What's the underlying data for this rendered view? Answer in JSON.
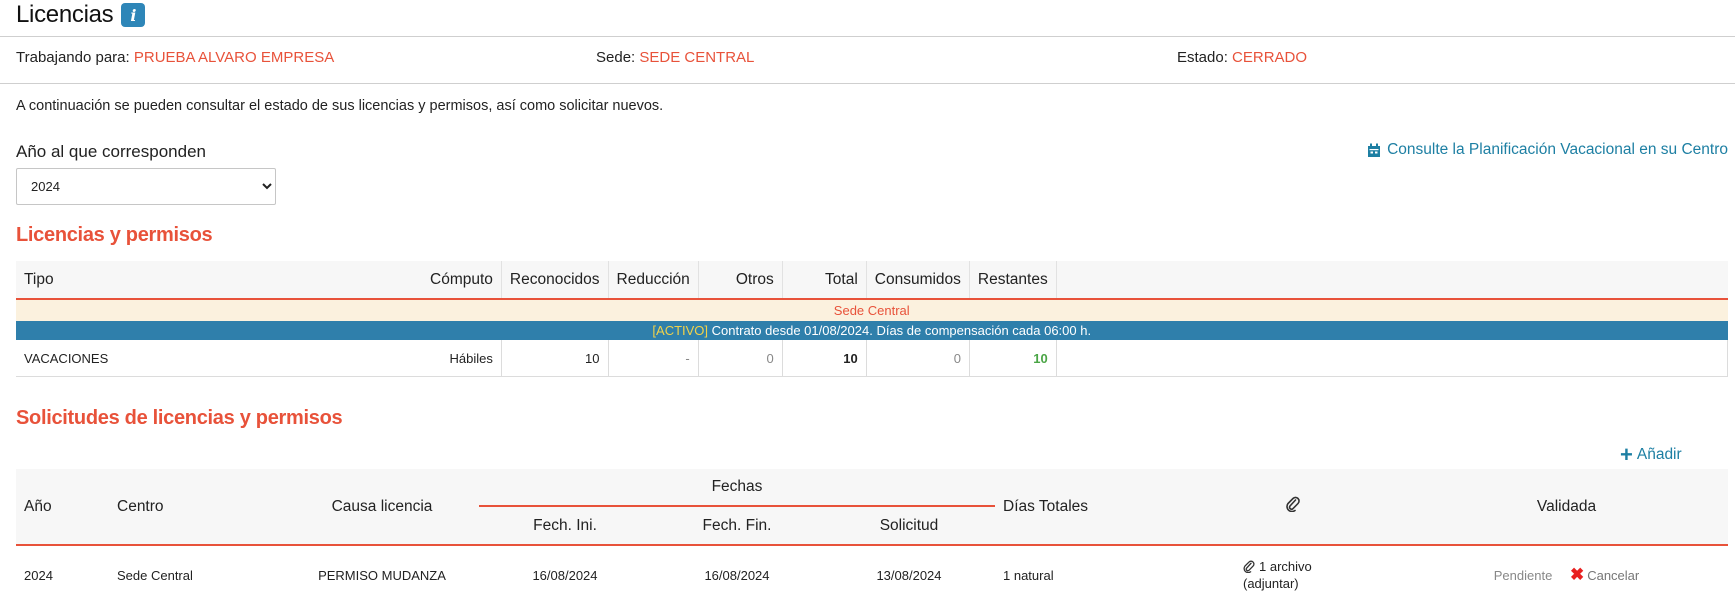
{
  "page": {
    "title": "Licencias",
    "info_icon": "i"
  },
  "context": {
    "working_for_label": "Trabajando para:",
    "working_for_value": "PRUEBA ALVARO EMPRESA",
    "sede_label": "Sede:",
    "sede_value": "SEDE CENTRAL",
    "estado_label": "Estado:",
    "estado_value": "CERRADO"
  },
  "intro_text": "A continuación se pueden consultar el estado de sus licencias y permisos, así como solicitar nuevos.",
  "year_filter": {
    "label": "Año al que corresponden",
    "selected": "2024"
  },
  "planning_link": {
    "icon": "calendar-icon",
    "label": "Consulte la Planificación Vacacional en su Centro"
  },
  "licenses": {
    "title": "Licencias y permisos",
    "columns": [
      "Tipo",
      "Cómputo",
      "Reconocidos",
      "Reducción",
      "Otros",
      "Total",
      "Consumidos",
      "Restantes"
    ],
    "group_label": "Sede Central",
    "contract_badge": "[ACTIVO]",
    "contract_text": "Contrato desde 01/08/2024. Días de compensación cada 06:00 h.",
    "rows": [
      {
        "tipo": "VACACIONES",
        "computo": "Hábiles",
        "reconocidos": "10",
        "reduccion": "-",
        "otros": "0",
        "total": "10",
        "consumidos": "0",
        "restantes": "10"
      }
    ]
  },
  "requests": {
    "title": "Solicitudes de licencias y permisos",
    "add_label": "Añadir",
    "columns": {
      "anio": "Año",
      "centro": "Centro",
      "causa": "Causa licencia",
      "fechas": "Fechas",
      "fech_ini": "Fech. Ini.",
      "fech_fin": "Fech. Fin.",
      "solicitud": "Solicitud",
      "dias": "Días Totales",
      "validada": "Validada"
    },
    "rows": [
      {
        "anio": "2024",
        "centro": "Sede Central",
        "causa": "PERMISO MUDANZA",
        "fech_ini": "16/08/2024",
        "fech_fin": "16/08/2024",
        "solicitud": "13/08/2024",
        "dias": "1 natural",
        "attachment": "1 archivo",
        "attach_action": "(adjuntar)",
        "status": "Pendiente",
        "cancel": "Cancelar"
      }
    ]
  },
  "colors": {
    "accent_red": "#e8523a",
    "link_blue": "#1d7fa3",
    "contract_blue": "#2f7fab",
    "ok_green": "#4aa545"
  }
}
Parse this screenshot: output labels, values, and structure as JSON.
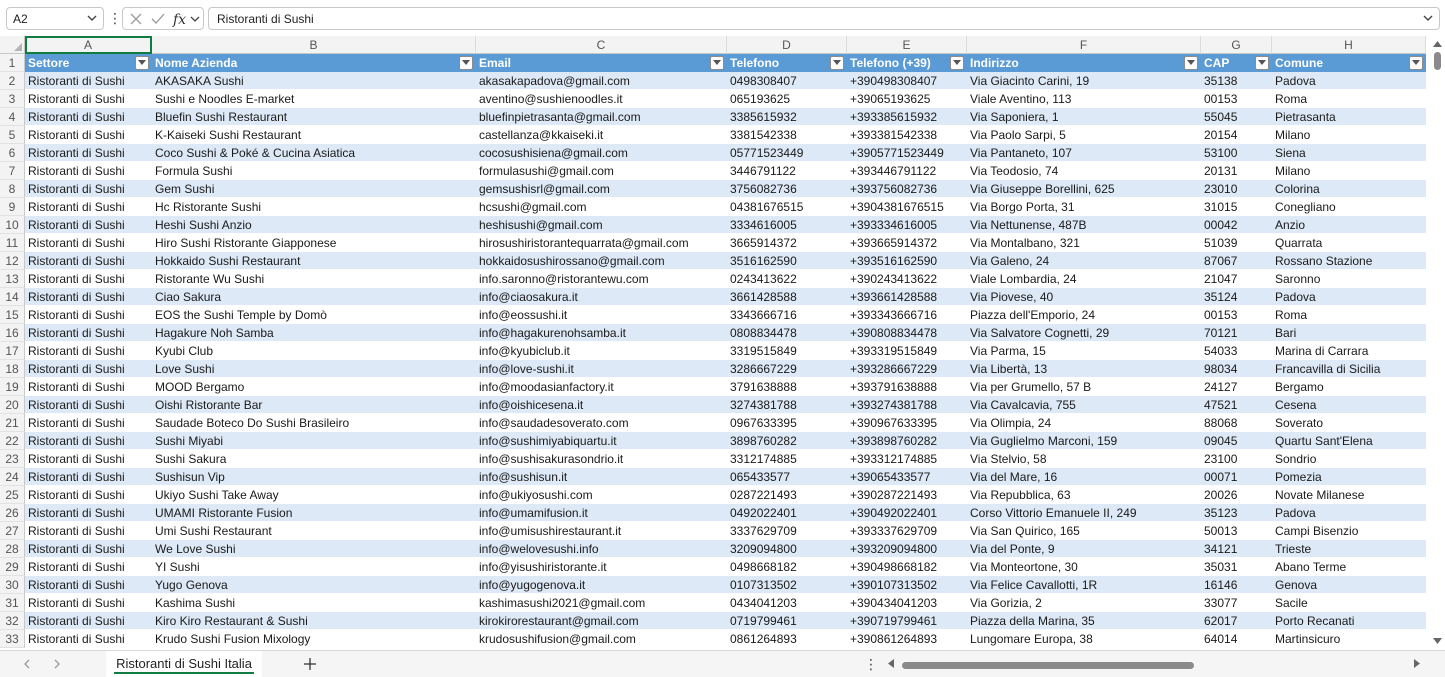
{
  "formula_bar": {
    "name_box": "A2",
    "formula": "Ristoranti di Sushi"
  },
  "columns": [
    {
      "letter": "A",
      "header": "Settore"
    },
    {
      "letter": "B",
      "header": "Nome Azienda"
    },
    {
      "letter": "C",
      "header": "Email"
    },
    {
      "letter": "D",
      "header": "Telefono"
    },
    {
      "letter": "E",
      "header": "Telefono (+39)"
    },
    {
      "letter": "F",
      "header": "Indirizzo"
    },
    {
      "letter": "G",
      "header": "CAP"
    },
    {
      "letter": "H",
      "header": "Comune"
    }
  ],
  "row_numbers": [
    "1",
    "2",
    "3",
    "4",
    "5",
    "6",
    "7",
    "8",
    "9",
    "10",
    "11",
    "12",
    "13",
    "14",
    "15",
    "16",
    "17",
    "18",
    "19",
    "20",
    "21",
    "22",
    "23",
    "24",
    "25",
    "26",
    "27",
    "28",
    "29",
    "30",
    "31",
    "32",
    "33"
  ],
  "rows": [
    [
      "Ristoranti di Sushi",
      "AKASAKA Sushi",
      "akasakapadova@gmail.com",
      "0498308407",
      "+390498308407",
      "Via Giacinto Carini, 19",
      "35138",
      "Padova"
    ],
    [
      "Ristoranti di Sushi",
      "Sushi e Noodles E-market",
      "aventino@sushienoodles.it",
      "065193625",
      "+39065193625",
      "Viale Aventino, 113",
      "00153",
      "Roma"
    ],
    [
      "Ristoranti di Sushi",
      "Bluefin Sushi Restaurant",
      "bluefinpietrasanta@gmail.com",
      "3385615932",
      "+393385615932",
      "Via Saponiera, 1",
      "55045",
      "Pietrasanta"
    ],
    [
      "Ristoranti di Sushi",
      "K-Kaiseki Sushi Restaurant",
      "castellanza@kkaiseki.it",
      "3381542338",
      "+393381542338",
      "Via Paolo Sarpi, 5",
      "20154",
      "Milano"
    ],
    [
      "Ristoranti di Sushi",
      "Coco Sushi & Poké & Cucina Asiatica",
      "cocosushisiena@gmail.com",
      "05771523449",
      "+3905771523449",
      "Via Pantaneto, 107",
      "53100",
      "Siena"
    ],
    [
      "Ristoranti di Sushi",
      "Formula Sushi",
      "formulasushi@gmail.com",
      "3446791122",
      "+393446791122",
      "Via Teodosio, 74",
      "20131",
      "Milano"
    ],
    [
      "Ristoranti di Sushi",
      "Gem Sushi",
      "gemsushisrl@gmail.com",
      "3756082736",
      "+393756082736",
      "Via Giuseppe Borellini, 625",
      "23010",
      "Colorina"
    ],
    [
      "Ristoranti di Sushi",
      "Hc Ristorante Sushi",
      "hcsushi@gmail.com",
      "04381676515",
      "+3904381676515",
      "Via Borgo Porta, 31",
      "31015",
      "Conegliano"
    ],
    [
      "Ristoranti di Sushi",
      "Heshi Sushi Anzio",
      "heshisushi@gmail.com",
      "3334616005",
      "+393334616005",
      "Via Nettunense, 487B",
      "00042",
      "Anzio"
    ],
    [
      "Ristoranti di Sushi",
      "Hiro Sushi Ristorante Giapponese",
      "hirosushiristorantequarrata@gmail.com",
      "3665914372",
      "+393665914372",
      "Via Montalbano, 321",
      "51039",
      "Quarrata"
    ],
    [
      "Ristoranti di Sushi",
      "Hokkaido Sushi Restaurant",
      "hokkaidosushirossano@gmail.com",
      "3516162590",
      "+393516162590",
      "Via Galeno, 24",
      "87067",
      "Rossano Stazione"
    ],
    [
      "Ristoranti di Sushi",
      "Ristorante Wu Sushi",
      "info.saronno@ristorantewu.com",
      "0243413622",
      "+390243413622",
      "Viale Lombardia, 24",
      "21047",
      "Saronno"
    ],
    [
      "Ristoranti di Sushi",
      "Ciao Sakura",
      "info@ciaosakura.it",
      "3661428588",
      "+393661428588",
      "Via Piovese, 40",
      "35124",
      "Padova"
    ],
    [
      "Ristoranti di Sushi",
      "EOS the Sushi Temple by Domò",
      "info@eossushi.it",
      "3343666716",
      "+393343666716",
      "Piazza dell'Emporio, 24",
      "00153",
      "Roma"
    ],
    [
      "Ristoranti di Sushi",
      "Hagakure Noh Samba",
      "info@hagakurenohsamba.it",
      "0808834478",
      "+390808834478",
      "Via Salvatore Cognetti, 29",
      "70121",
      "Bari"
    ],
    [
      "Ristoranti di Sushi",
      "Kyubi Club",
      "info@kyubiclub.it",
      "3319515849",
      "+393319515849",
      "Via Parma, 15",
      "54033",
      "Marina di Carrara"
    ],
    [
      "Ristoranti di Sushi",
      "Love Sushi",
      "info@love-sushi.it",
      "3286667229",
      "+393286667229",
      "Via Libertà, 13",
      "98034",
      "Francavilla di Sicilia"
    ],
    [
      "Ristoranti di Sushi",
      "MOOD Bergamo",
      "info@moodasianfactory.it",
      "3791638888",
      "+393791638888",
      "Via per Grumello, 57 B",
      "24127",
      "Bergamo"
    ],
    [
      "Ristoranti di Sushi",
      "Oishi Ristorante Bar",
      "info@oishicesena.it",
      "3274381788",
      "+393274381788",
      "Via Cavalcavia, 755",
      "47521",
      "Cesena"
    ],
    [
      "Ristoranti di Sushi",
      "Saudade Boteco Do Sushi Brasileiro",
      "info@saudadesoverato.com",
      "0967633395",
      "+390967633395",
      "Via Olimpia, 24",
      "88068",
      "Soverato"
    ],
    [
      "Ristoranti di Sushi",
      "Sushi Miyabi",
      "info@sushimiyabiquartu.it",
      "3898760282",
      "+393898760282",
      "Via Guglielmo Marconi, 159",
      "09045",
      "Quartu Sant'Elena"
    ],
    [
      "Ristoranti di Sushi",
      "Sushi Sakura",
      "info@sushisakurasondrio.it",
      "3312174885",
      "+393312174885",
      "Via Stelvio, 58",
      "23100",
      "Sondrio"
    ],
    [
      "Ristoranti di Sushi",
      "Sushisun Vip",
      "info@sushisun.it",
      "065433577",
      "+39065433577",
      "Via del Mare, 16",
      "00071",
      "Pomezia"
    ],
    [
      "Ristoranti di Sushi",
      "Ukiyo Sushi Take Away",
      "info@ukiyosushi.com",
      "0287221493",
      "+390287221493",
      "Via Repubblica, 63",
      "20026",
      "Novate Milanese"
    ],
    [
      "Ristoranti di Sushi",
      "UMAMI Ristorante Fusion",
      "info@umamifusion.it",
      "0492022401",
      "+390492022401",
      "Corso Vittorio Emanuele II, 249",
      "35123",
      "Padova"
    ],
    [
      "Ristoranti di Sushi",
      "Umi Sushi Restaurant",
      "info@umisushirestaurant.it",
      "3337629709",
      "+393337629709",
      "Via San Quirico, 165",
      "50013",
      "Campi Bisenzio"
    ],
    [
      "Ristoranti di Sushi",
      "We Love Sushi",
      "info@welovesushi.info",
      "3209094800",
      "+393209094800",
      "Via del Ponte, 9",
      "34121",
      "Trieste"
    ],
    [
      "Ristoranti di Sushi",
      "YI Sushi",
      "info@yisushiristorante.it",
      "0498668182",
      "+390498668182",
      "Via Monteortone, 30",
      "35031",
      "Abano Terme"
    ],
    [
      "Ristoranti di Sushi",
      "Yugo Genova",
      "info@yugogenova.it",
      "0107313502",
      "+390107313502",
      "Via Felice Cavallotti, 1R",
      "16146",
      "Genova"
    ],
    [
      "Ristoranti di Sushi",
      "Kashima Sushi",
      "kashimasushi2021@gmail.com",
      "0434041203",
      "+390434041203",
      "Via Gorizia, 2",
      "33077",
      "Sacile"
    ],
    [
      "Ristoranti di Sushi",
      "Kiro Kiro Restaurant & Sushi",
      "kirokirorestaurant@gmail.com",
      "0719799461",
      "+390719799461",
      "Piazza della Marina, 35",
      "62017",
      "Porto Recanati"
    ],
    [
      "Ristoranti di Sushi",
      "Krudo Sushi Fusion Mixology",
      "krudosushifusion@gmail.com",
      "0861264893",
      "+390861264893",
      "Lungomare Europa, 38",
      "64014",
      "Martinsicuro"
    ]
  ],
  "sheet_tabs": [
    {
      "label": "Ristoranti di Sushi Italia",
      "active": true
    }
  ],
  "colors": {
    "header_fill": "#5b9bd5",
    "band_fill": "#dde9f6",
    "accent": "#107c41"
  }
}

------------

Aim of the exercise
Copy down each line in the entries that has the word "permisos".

Result below
  "intro_text": "A continuación se pueden consultar el estado de sus licencias y permisos, así como solicitar nuevos.",
    "title": "Licencias y permisos",
    "title": "Solicitudes de licencias y permisos",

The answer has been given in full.